What is required |
Output all of the data exactly as it appears, but leave out any pictures it contains.

------------

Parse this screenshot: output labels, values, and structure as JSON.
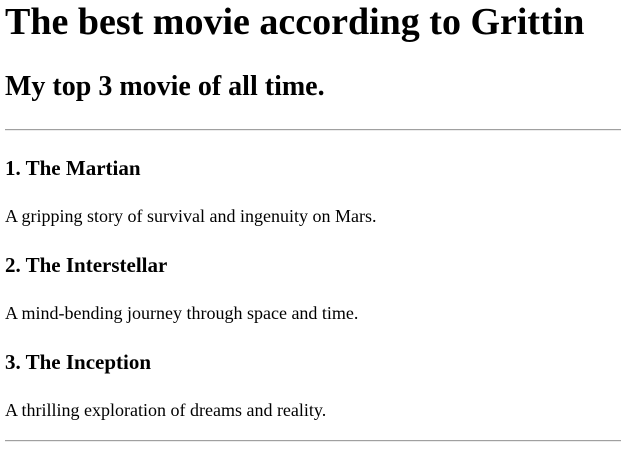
{
  "page": {
    "title": "The best movie according to Grittin",
    "subtitle": "My top 3 movie of all time."
  },
  "movies": [
    {
      "heading": "1. The Martian",
      "description": "A gripping story of survival and ingenuity on Mars."
    },
    {
      "heading": "2. The Interstellar",
      "description": "A mind-bending journey through space and time."
    },
    {
      "heading": "3. The Inception",
      "description": "A thrilling exploration of dreams and reality."
    }
  ]
}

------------

Your response |
Parse this screenshot: output labels, values, and structure as JSON.
{
  "page": {
    "title": "The best movie according to Grittin",
    "subtitle": "My top 3 movie of all time."
  },
  "movies": [
    {
      "heading": "1. The Martian",
      "description": "A gripping story of survival and ingenuity on Mars."
    },
    {
      "heading": "2. The Interstellar",
      "description": "A mind-bending journey through space and time."
    },
    {
      "heading": "3. The Inception",
      "description": "A thrilling exploration of dreams and reality."
    }
  ]
}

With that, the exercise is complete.